Work at AOA
A career with the AOA is an incredible opportunity to support member doctors of optometry, paraoptometrics, students, affiliates and other stakeholders through advocacy, education, patient care, practice tools, and public awareness.
At the AOA we strive for success, innovation and creating a positive culture. As AOA employees we value accountability, collaboration, commitment to service, and professionalism. We are responsible for our actions that influence and impact our members, our state associations, and our AOA staff colleagues. We work as a team and promote communication and cooperation inside and outside of the association to help our members succeed.
With every phone call, email and meeting we provide exemplary service to our members. We are part of a highly respected national organization committed to helping our members deliver essential care, safeguard sight, improve health, save lives, create opportunities and strengthen communities across the country.

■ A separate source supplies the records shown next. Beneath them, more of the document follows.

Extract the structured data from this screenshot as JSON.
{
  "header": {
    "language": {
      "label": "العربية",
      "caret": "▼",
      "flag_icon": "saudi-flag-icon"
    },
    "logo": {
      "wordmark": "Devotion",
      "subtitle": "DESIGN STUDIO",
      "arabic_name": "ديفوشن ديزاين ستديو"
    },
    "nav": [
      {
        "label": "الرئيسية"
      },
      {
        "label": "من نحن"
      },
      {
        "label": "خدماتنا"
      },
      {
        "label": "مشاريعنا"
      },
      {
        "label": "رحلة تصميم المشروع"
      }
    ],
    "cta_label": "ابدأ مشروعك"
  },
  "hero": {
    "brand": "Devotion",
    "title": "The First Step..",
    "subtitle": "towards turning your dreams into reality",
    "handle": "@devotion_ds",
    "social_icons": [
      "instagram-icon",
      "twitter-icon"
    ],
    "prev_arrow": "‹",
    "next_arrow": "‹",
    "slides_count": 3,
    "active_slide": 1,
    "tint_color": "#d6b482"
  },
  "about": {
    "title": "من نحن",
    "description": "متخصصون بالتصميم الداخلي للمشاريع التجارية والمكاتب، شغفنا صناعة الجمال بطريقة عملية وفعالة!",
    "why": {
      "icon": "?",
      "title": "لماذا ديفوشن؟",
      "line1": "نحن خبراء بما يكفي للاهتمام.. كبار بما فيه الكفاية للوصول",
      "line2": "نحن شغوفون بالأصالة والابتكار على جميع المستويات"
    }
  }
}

AOA is committed to fostering, cultivating, and preserving a culture of diversity, equity and inclusion. We value our employees for their unique talents and abilities. We embrace and encourage our employee’s differences in backgrounds, experiences, race, color, religious creed, sex, national origin, ancestry, citizenship status, family or marital status, physical, mental and/or intellectual abilities, age, military or veteran status, registered domestic partner or civil union status, gender and gender identity, sexual orientation, political affiliation, and socio economic status. All employees are valued for their individual differences and the unique contributions that help us achieve our business goals.
Work at the AOA

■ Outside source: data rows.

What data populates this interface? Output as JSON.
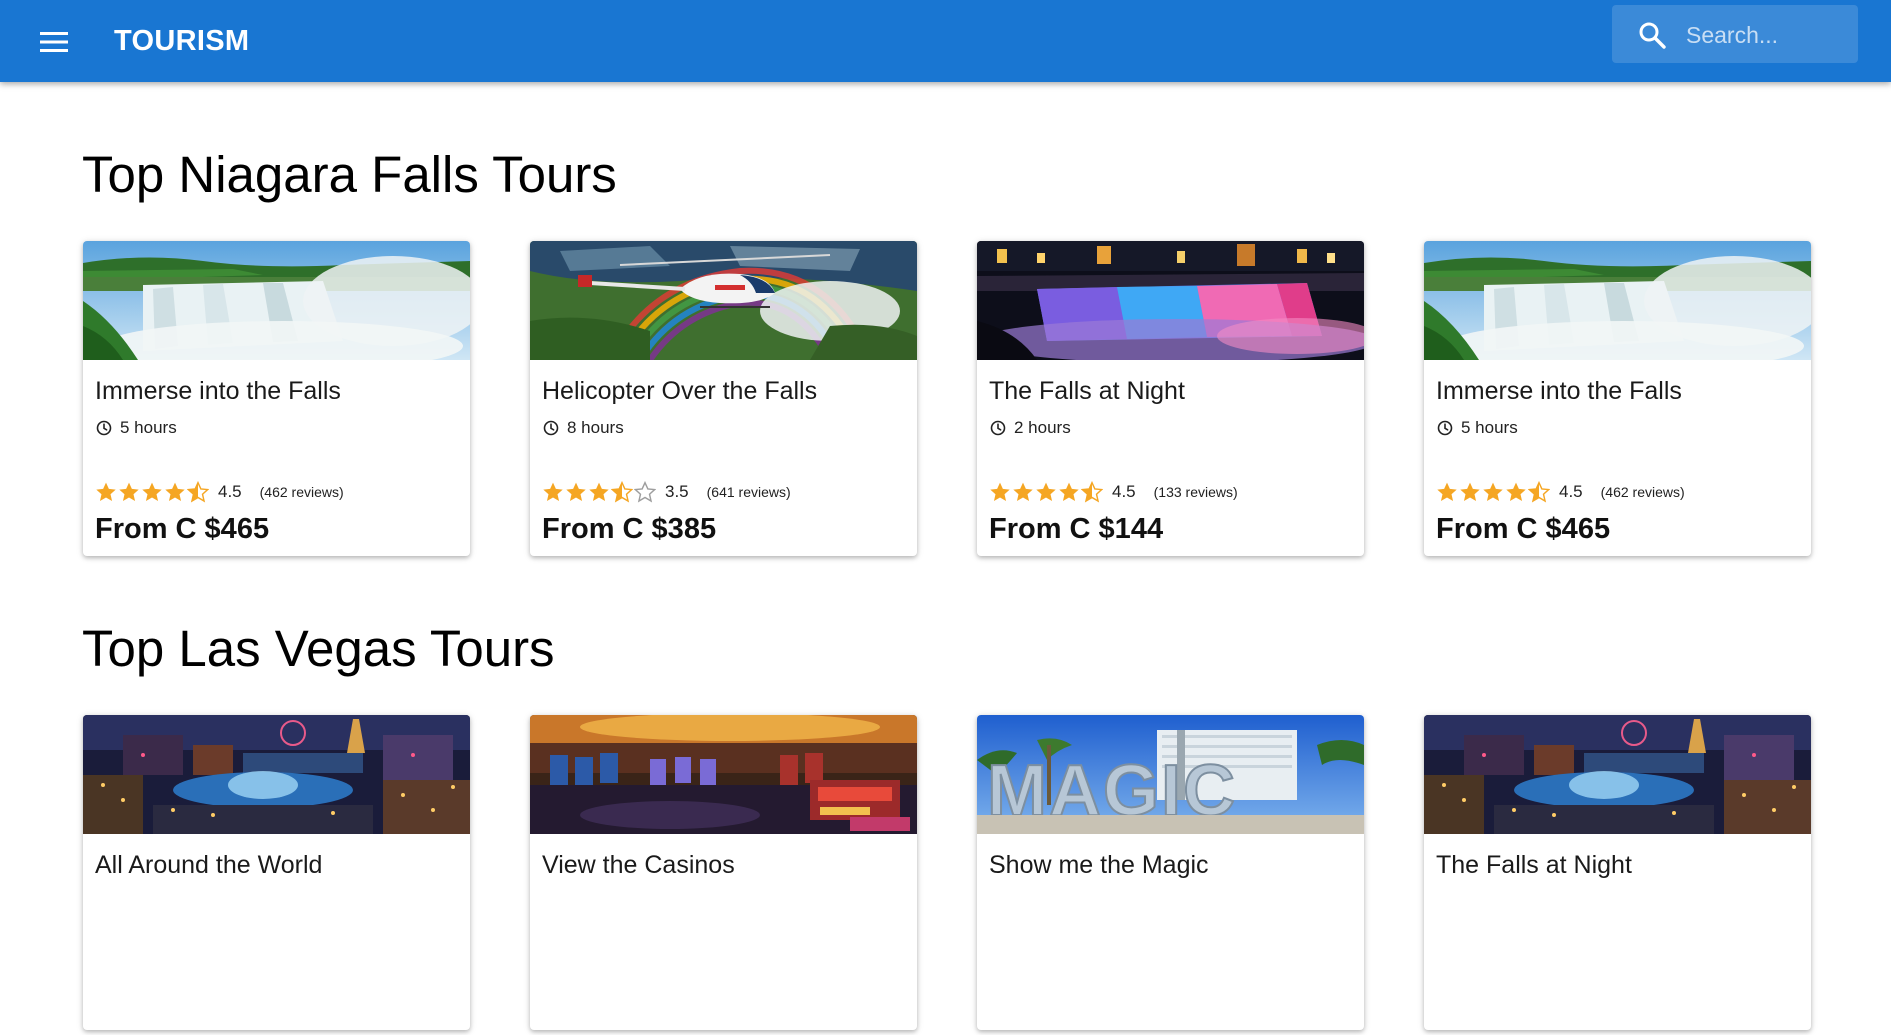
{
  "appbar": {
    "menu_icon": "menu-icon",
    "title": "TOURISM",
    "search": {
      "placeholder": "Search...",
      "value": "",
      "icon": "search-icon"
    },
    "color": "#1976d2"
  },
  "sections": [
    {
      "title": "Top Niagara Falls Tours",
      "tours": [
        {
          "image": "niagara-falls-day",
          "title": "Immerse into the Falls",
          "duration": "5 hours",
          "rating": 4.5,
          "rating_label": "4.5",
          "reviews": "(462 reviews)",
          "price": "From C $465"
        },
        {
          "image": "helicopter-rainbow",
          "title": "Helicopter Over the Falls",
          "duration": "8 hours",
          "rating": 3.5,
          "rating_label": "3.5",
          "reviews": "(641 reviews)",
          "price": "From C $385"
        },
        {
          "image": "falls-night-lights",
          "title": "The Falls at Night",
          "duration": "2 hours",
          "rating": 4.5,
          "rating_label": "4.5",
          "reviews": "(133 reviews)",
          "price": "From C $144"
        },
        {
          "image": "niagara-falls-day",
          "title": "Immerse into the Falls",
          "duration": "5 hours",
          "rating": 4.5,
          "rating_label": "4.5",
          "reviews": "(462 reviews)",
          "price": "From C $465"
        }
      ]
    },
    {
      "title": "Top Las Vegas Tours",
      "tours": [
        {
          "image": "vegas-strip-night",
          "title": "All Around the World"
        },
        {
          "image": "casino-floor",
          "title": "View the Casinos"
        },
        {
          "image": "magic-sign",
          "title": "Show me the Magic"
        },
        {
          "image": "vegas-strip-night",
          "title": "The Falls at Night"
        }
      ]
    }
  ],
  "colors": {
    "star": "#f5a623",
    "star_empty": "#9e9e9e"
  }
}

We all see patients with mild vision loss who say their vision does not allow them to read the way they once could. Consider these strategies when refraction doesn’t yield a vision improvement and further disease treatment isn’t warranted.
Texas becomes the latest state to achieve a significant scope expansion in 2021, earning doctors’ authority to prescribe oral eye medications and independently manage glaucoma.
A new study reports partial recovery of visual function in a patient with late-stage retinitis pigmentosa using optogenetic therapy, a first for researchers looking into the neurodegenerative disease.